Anti-Choc's first releases were decent enough party music but I think Boziana realized something was missing because around '88 he started teaming up with a series of spunky female vocalists - notably Joly (or Jolie) Detta (with Bozi Boziana, above) and Déesse (or Deyess) Mukangi, and the results were nothing less than sublime. The best of his recordings with these two stellar singers were gathered in two compilations issued around 1997 by Ngoyarto, now sadly out of print.
Here are two recordings from Anti-Choc's early work, enjoyable if rather formulaic examples of the Kinshasa/Paris sound as it existed in the late '80s, featuring light-fingered guitar playing and noteworthy vocals marred by rather irritating synthesizer work. "Adieu l'Ami" is from Anti-Choc (Sterns 1022, 1988):
Anti-Choc - Adieu l'Ami
"Pot Pourri 18 Ans de Succes," from 18 Ans de Succes (Mualaba Lukusa SIC 003, 1988) is a medley of tunes Bozi Boziana recorded with various groups throughout the Seventies and Eighties. The complete playlist is as follows:
1. Tshala (Choc-Stars)Bozi Boziana & Anti-Choc - Pot Pourri 18 Ans de Succes
2. Touou Muana CFA (Zaïko Langa-Langa)
3. Diana Ya Mama (Zaïko Langa-Langa)
4. La-Mignone (Langa-Langa Stars)
5. Alena (Choc-Stars)
6. Sandu Kotti (Choc-Stars)
7. Sisina (Choc-Stars)
8. Expplication Sisi (Anti-Choc)
Now here's where I prove my point that the collaboration of Bozi Boziana, Déesse Mukangi and Joly Detta marked a quantum leap forward for Anti-Choc and Congo music in general. Bozi Boziana has one of the sweetest, most plaintive voices in African music. Of course, I don't understand Lingala, but he usually sounds like he's hurtin'! But listen to Bozi when he teams up with those two sassy ladies, Joly and Déesse. Talk about synergy! The interplay between the voices, guitar and synthesizer in these tracks is unequaled. The first three tunes here are taken from The Collection Bozi Boziana Vol. 1 featuring Jolly Detta & Déesse (Ngoyarto NG 020), the last two from The Collection Bozi Boziana Vol. 2 featuring Déesse, Scola Miel (Nza Wissa) & Betty (Ngoyarto NG 021):
Bozi Boziana & Anti-Choc w. Joly Detta - La Reine de Sabah
Bozi Boziana & Anti-Choc w. Joly Detta - Evelyne
Bozi Boziana & Anti-Choc w. Déesse - Ba Bokilo
Bozi Boziana & Anti-Choc w. Déesse - Fleur de Lys
Bozi Boziana & Anti-Choc w. Déesse - Lelo Makambo Lobi Makambo
It makes you wonder why more African bands don't make use of female vocalists.
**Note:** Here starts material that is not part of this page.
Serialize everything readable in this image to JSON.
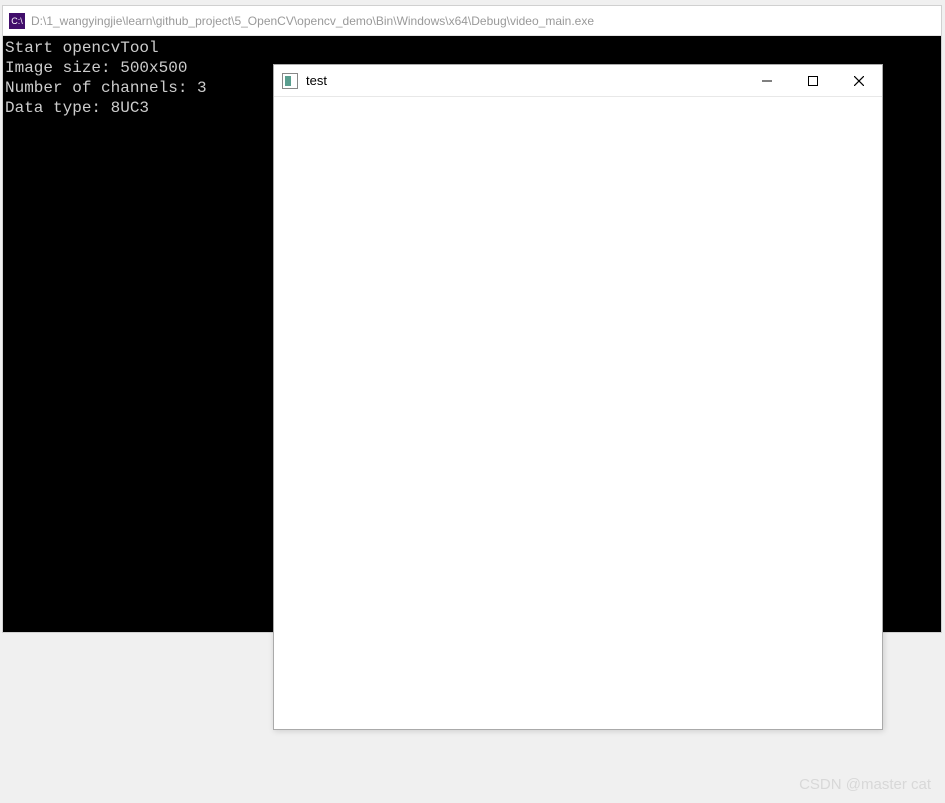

Of course, Tabu Ley and Afrisa International had M'Bilia Bel (before their rancorous falling-out), and Franco and TPOK Jazz made use of Joly Detta herself on one memorable recording, but this great cultural resource has generally been underutilized.
Déesse has made a couple of solo recordings (Little Goddess on Sterns [STCD 1040, 1992] was a standout), while providing backup vocals on a number of recordings. Joly Detta, sadly, has kept under the radar, but you can view her in a wonderful recording with TPOK Jazz here.
Discography of Bozi Boziana & Anti-Choc